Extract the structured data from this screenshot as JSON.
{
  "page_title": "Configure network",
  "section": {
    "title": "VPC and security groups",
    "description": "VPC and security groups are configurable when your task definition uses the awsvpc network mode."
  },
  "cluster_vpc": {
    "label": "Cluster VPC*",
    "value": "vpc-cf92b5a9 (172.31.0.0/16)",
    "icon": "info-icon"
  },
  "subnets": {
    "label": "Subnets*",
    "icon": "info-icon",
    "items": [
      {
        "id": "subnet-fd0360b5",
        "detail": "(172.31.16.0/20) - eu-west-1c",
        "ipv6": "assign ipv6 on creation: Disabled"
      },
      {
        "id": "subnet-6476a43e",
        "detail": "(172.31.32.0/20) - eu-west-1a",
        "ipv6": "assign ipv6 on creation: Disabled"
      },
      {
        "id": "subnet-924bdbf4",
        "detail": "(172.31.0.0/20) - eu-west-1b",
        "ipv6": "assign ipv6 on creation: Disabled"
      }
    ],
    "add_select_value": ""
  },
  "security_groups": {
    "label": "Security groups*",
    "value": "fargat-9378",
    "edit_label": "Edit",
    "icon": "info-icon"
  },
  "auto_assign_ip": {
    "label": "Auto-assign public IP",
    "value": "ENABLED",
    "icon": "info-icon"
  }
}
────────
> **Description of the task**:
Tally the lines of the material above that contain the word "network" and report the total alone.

> **Expected output**:
2